The feel of the new ship, Covenant, was different than the Prometheus. There is a real sense of utility about the space. It has nine storage units full of weaponry, something we did not see in its predecessor. There is very little comfort about the Covenant, even though it has the same newer quality. The audience gets a sense of minimalist purpose when looking through its rooms and corridors. This was the same feeling the actors had, while working on the film.
Michael Fassbender, who plays David, said, “The corridors, the bridge, the sleep chamber, all these sort of production designs (are) so detailed, so sophisticated, so complete. It’s very believable. You disappear into that world, very quickly. And, you can relate to dealing with something that’s in the future.”
Because Scott could draw, he brought a lot of sketches to the production team. These sketches were detailed and showed his vision for sets, ships, and the version of the alien creature to appear in this film. As it predates Alien, the creature’s earlier form should do the same. It should have a different skeletal structure, a different way of moving, but be no less threatening.

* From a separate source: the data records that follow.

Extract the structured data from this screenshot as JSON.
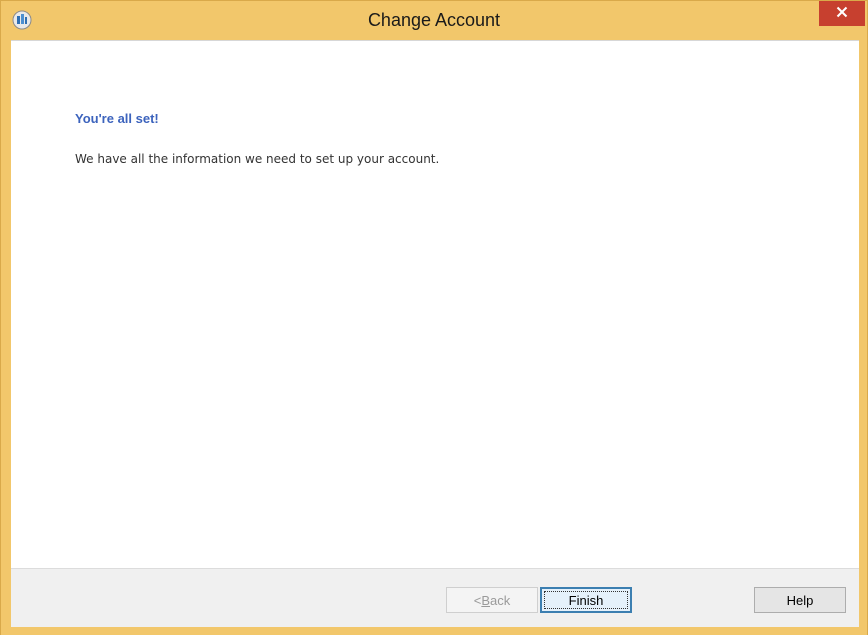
{
  "window": {
    "title": "Change Account",
    "app_icon": "outlook-app-icon",
    "close_icon": "close-icon",
    "accent_color": "#f2c76b",
    "close_color": "#c7402f"
  },
  "content": {
    "heading": "You're all set!",
    "message": "We have all the information we need to set up your account.",
    "heading_color": "#3c63bd"
  },
  "buttons": {
    "back_prefix": "< ",
    "back_access_key": "B",
    "back_rest": "ack",
    "finish_label": "Finish",
    "help_label": "Help"
  }
}
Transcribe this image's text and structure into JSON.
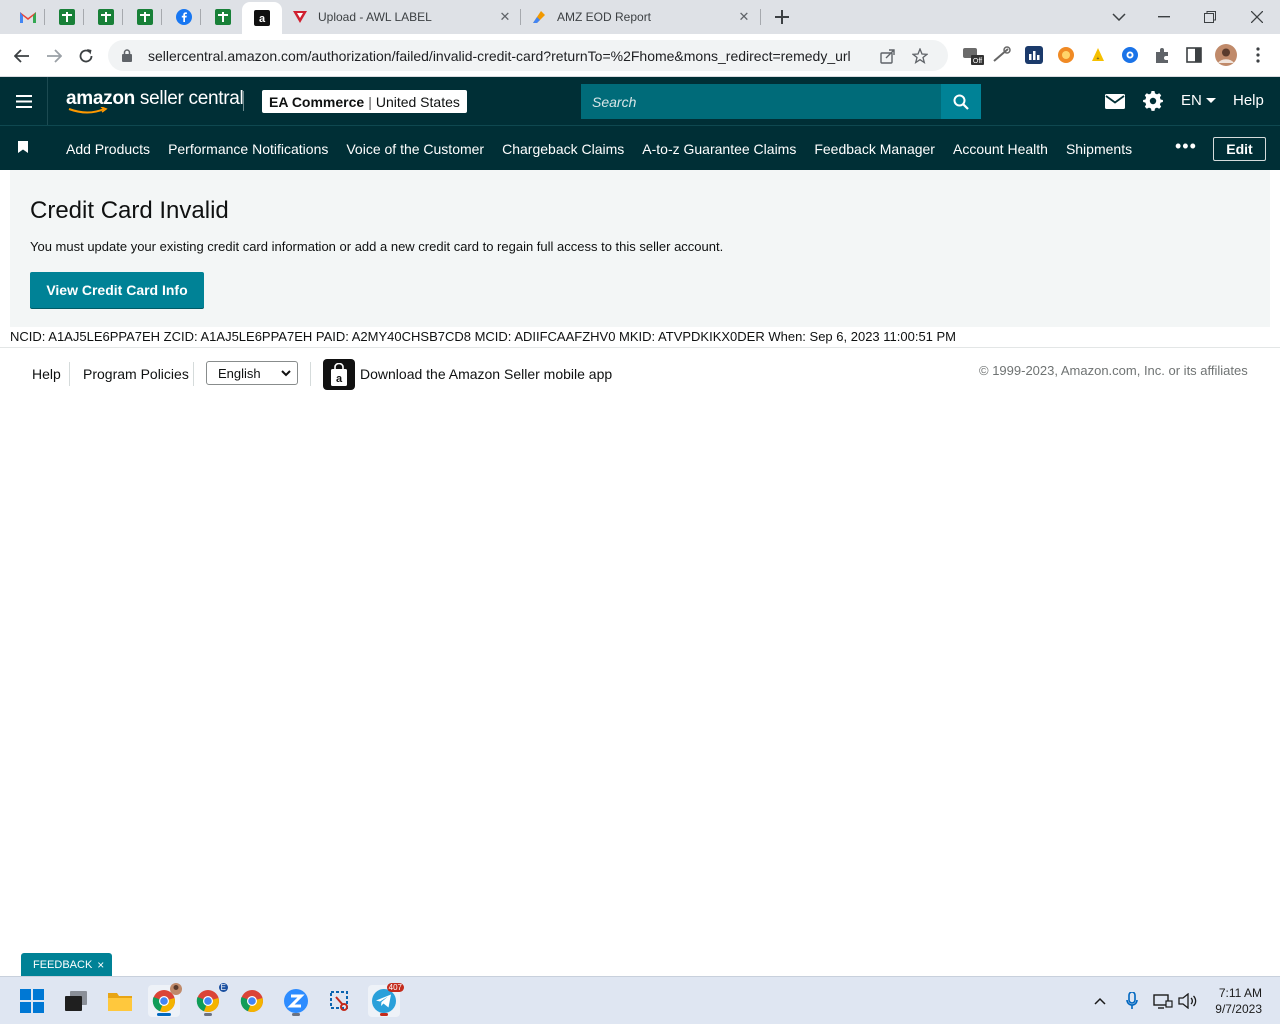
{
  "browser": {
    "tabs": [
      {
        "title": "Upload - AWL LABEL"
      },
      {
        "title": "AMZ EOD Report"
      }
    ],
    "url": "sellercentral.amazon.com/authorization/failed/invalid-credit-card?returnTo=%2Fhome&mons_redirect=remedy_url",
    "ext_badge": "Off"
  },
  "header": {
    "logo_brand": "amazon",
    "logo_product": " seller central",
    "account_name": "EA Commerce",
    "account_sep": "|",
    "marketplace": "United States",
    "search_placeholder": "Search",
    "language": "EN",
    "help": "Help"
  },
  "nav": {
    "items": [
      "Add Products",
      "Performance Notifications",
      "Voice of the Customer",
      "Chargeback Claims",
      "A-to-z Guarantee Claims",
      "Feedback Manager",
      "Account Health",
      "Shipments"
    ],
    "more": "•••",
    "edit": "Edit"
  },
  "main": {
    "title": "Credit Card Invalid",
    "message": "You must update your existing credit card information or add a new credit card to regain full access to this seller account.",
    "button": "View Credit Card Info"
  },
  "debug_line": "NCID: A1AJ5LE6PPA7EH ZCID: A1AJ5LE6PPA7EH PAID: A2MY40CHSB7CD8 MCID: ADIIFCAAFZHV0 MKID: ATVPDKIKX0DER When: Sep 6, 2023 11:00:51 PM",
  "footer": {
    "help": "Help",
    "policies": "Program Policies",
    "language": "English",
    "app": "Download the Amazon Seller mobile app",
    "copyright": "© 1999-2023, Amazon.com, Inc. or its affiliates"
  },
  "feedback": {
    "label": "FEEDBACK",
    "close": "×"
  },
  "taskbar": {
    "mail_badge": "407",
    "chrome_badge": "E",
    "time": "7:11 AM",
    "date": "9/7/2023"
  },
  "colors": {
    "header_bg": "#002f36",
    "accent": "#008296",
    "search_bg": "#006b79",
    "content_bg": "#f3f6f6"
  }
}
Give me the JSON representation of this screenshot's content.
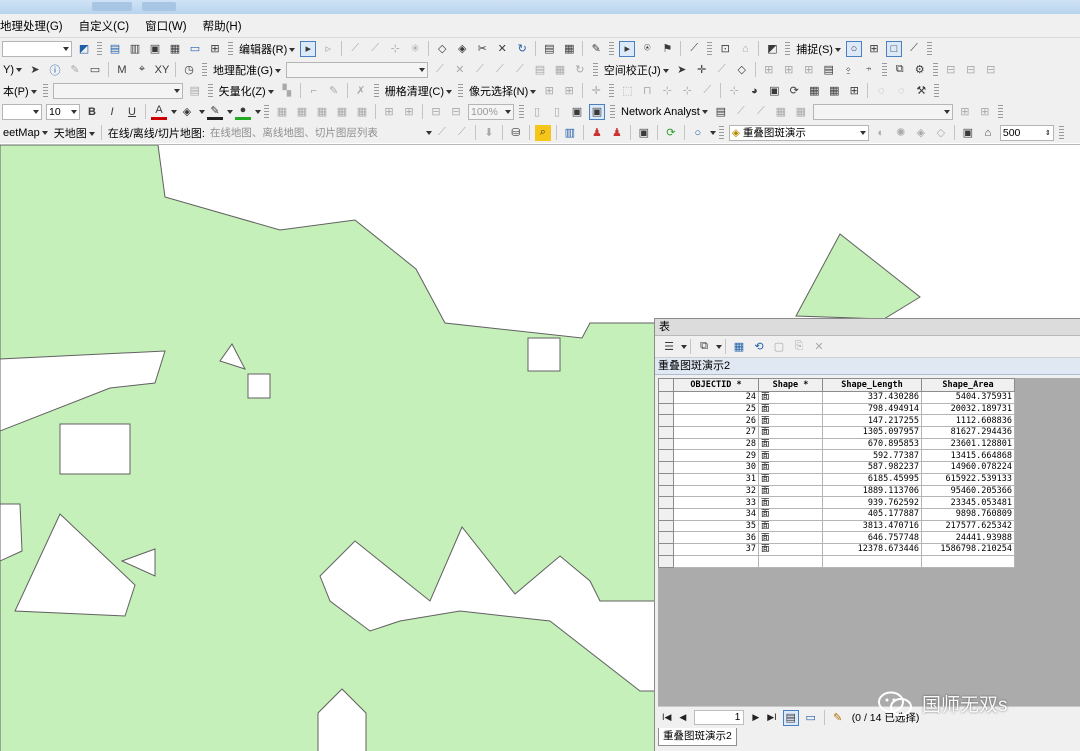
{
  "menubar": {
    "items": [
      "地理处理(G)",
      "自定义(C)",
      "窗口(W)",
      "帮助(H)"
    ]
  },
  "toolbar1": {
    "editor_label": "编辑器(R)",
    "snapping_label": "捕捉(S)"
  },
  "toolbar2": {
    "georef_label": "地理配准(G)",
    "spatial_adjust_label": "空间校正(J)"
  },
  "toolbar3": {
    "text_label": "本(P)",
    "vectorize_label": "矢量化(Z)",
    "raster_cleanup_label": "栅格清理(C)",
    "cell_select_label": "像元选择(N)",
    "zoom_value": "100%"
  },
  "toolbar4": {
    "font_size": "10",
    "bold": "B",
    "italic": "I",
    "underline": "U",
    "network_analyst_label": "Network Analyst"
  },
  "toolbar5": {
    "streetmap_label": "eetMap",
    "tianditu_label": "天地图",
    "online_label": "在线/离线/切片地图:",
    "online_hint": "在线地图、离线地图、切片图层列表",
    "layer_combo": "重叠图斑演示",
    "scale_value": "500"
  },
  "table_window": {
    "title": "表",
    "layer_tab": "重叠图斑演示2",
    "columns": [
      "OBJECTID *",
      "Shape *",
      "Shape_Length",
      "Shape_Area"
    ],
    "rows": [
      {
        "id": "24",
        "shape": "面",
        "length": "337.430286",
        "area": "5404.375931"
      },
      {
        "id": "25",
        "shape": "面",
        "length": "798.494914",
        "area": "20032.189731"
      },
      {
        "id": "26",
        "shape": "面",
        "length": "147.217255",
        "area": "1112.608836"
      },
      {
        "id": "27",
        "shape": "面",
        "length": "1305.097957",
        "area": "81627.294436"
      },
      {
        "id": "28",
        "shape": "面",
        "length": "670.895853",
        "area": "23601.128801"
      },
      {
        "id": "29",
        "shape": "面",
        "length": "592.77387",
        "area": "13415.664868"
      },
      {
        "id": "30",
        "shape": "面",
        "length": "587.982237",
        "area": "14960.078224"
      },
      {
        "id": "31",
        "shape": "面",
        "length": "6185.45995",
        "area": "615922.539133"
      },
      {
        "id": "32",
        "shape": "面",
        "length": "1889.113706",
        "area": "95460.205366"
      },
      {
        "id": "33",
        "shape": "面",
        "length": "939.762592",
        "area": "23345.053481"
      },
      {
        "id": "34",
        "shape": "面",
        "length": "405.177887",
        "area": "9898.760809"
      },
      {
        "id": "35",
        "shape": "面",
        "length": "3813.470716",
        "area": "217577.625342"
      },
      {
        "id": "36",
        "shape": "面",
        "length": "646.757748",
        "area": "24441.93988"
      },
      {
        "id": "37",
        "shape": "面",
        "length": "12378.673446",
        "area": "1586798.210254"
      }
    ],
    "nav": {
      "current_record": "1",
      "selection_status": "(0 / 14 已选择)"
    },
    "bottom_tab": "重叠图斑演示2"
  },
  "watermark": {
    "text": "国师无双s"
  },
  "colors": {
    "polygon_fill": "#c6f0b9",
    "polygon_stroke": "#606060"
  }
}
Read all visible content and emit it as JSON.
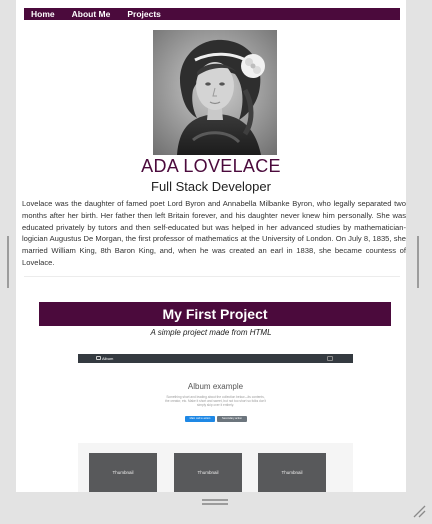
{
  "navbar": {
    "links": [
      "Home",
      "About Me",
      "Projects"
    ]
  },
  "profile": {
    "name": "ADA LOVELACE",
    "role": "Full Stack Developer",
    "bio": "Lovelace was the daughter of famed poet Lord Byron and Annabella Milbanke Byron, who legally separated two months after her birth. Her father then left Britain forever, and his daughter never knew him personally. She was educated privately by tutors and then self-educated but was helped in her advanced studies by mathematician-logician Augustus De Morgan, the first professor of mathematics at the University of London. On July 8, 1835, she married William King, 8th Baron King, and, when he was created an earl in 1838, she became countess of Lovelace."
  },
  "project": {
    "title": "My First Project",
    "subtitle": "A simple project made from HTML",
    "preview": {
      "brand": "Album",
      "heading": "Album example",
      "lead": "Something short and leading about the collection below—its contents, the creator, etc. Make it short and sweet, but not too short so folks don't simply skip over it entirely.",
      "primary_button": "Main call to action",
      "secondary_button": "Secondary action",
      "cards": [
        "Thumbnail",
        "Thumbnail",
        "Thumbnail"
      ]
    }
  },
  "colors": {
    "accent": "#4b0a3c",
    "frame": "#e3e3e3",
    "preview_nav": "#343a40",
    "preview_primary": "#1e88e5",
    "preview_secondary": "#6c757d",
    "preview_card": "#58595b"
  },
  "icons": {
    "left_resize": "resize-grip-vertical-icon",
    "right_resize": "resize-grip-vertical-icon",
    "bottom_resize": "resize-grip-horizontal-icon",
    "corner_resize": "resize-corner-icon",
    "portrait": "portrait-image"
  }
}
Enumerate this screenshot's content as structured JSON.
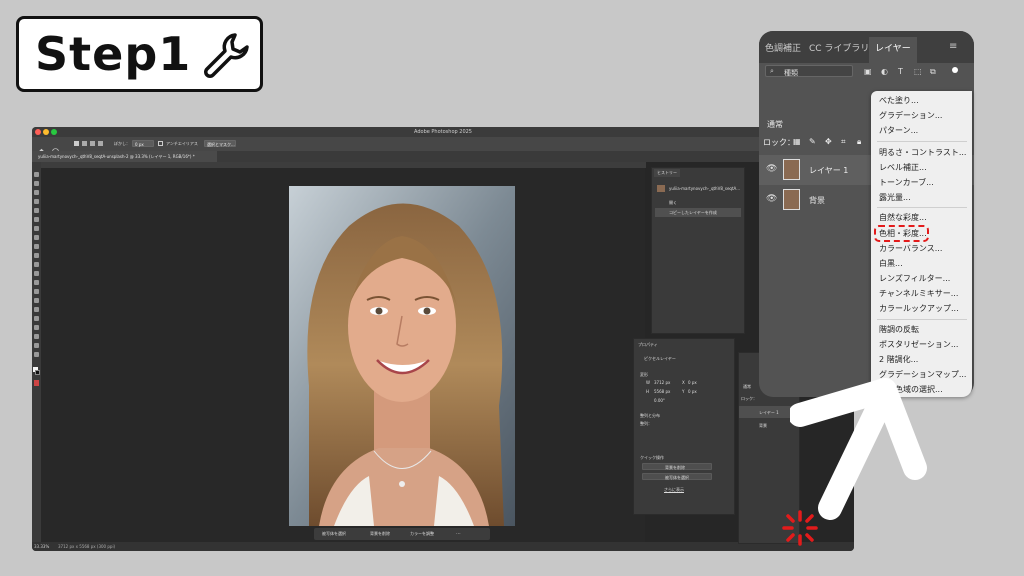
{
  "step_badge": {
    "label": "Step1",
    "icon": "wrench-icon"
  },
  "photoshop": {
    "window_title": "Adobe Photoshop 2025",
    "options_bar": {
      "feather_label": "ぼかし：",
      "feather_value": "0 px",
      "antialias_label": "アンチエイリアス",
      "select_mask_label": "選択とマスク..."
    },
    "document_tab": "yuliia-martynovych-_qthV8_seqtA-unsplash-2 @ 33.3% (レイヤー 1, RGB/16*) *",
    "status_bar": {
      "zoom": "33.33%",
      "dimensions": "3712 px x 5568 px (300 ppi)"
    },
    "context_bar": {
      "items": [
        "被写体を選択",
        "背景を削除",
        "カラーを調整"
      ]
    },
    "history_panel": {
      "tab": "ヒストリー",
      "snapshot": "yuliia-martynovych-_qthV8_seqtA...",
      "steps": [
        "開く",
        "コピーしたレイヤーを作成"
      ]
    },
    "properties_panel": {
      "tab": "プロパティ",
      "layer_type": "ピクセルレイヤー",
      "transform_title": "変形",
      "w_label": "W",
      "w_value": "3712 px",
      "h_label": "H",
      "h_value": "5568 px",
      "x_label": "X",
      "x_value": "0 px",
      "y_label": "Y",
      "y_value": "0 px",
      "angle_value": "0.00°",
      "align_title": "整列と分布",
      "align_label": "整列：",
      "quick_actions_title": "クイック操作",
      "quick_actions": [
        "背景を削除",
        "被写体を選択"
      ],
      "more_link": "さらに表示"
    },
    "mini_layers_panel": {
      "mode": "通常",
      "lock_label": "ロック：",
      "layers": [
        "レイヤー 1",
        "背景"
      ]
    }
  },
  "layers_zoom": {
    "tabs": [
      "色調補正",
      "CC ライブラリ",
      "レイヤー"
    ],
    "active_tab": "レイヤー",
    "search_placeholder": "種類",
    "blend_mode": "通常",
    "lock_label": "ロック：",
    "layers": [
      {
        "name": "レイヤー 1",
        "selected": true
      },
      {
        "name": "背景",
        "selected": false
      }
    ]
  },
  "adjustment_menu": {
    "groups": [
      [
        "べた塗り...",
        "グラデーション...",
        "パターン..."
      ],
      [
        "明るさ・コントラスト...",
        "レベル補正...",
        "トーンカーブ...",
        "露光量..."
      ],
      [
        "自然な彩度...",
        "色相・彩度...",
        "カラーバランス...",
        "白黒...",
        "レンズフィルター...",
        "チャンネルミキサー...",
        "カラールックアップ..."
      ],
      [
        "階調の反転",
        "ポスタリゼーション...",
        "2 階調化...",
        "グラデーションマップ...",
        "特定色域の選択..."
      ]
    ],
    "highlighted_item": "色相・彩度...",
    "highlight_color": "#e31b1b"
  },
  "colors": {
    "page_bg": "#c8c8c8",
    "ps_dark": "#262626",
    "panel": "#3a3a3a",
    "accent_red": "#e31b1b"
  }
}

Tackling the visual effects, Conor O’ Sullivan, creature design supervisor, and creature effects supervisor, Adam Johnson said they went back to the original Giger artwork. To get a greater understanding of the creatures they were fabricating, they looked at drawings of the Swiss artist and drew inspiration there. Because the original film used a somewhat primitive way of doing the effects, this new team had the benefit of combining the practical suits with digital versions to get the best of both versions.
First seen in this film, the neomorph had to be built as a practical model. High definition cameras captured every detail of the creatures so it had to be done well. As the neomorph grows into the “goblin” version, actors, models, and puppets were all utilized for the practical version. Digital details such as color, texture, and other aspects would be added by a visual effects company (MPC). The eggs were all practical pieces. O’Sullivan and Johnson worked on the eggs, building and wiring them to get them to move in the way Scott wanted.
O’Sullivan said, “I think the alien carries with it a lot of baggage, as far as people’s expectations, and hopes.”
Andrew Crawford, an accomplished ballet dancer, played the lead alien. Crawford was described by a dance critic as having “the wingspan and majesty of a golden eagle.” In Alien: Covenant, he brings a strange grace to the menacing alien creature, as well as an eerie presence. In addition to knowing how to move, he was required to navigate the different corridors between sets with an efficient speed. The costuming required wearing stilt-like carbon-fiber running blades along with the alien body and an animatronic head. To prepare for his role, he watched earlier films to create his own movement style.
MPC (Moving Picture Company), a visual effects team, led by supervisor, Charley Henly created over seven hundred shots for Alien: Covenant. There is an excellent, four-minute video which shows a visual breakdown of the work MPC did for the film. It’s worth a look.
In spite of its overall positive reception by fans, Alien: Covenant underperformed. It grossed $240.9 million. Having been released in other countries before the United States, the film opened at number one in nineteen of them. Critics of the film called it “interesting,” and “impressive,” and few came out in any direct way with scathing reviews. Still, this film would be the last (for the moment) of the Alien franchise. It seemed, to many, that Alien, Prometheus, and Alien: Covenant told the story Ridley Scott wanted to tell.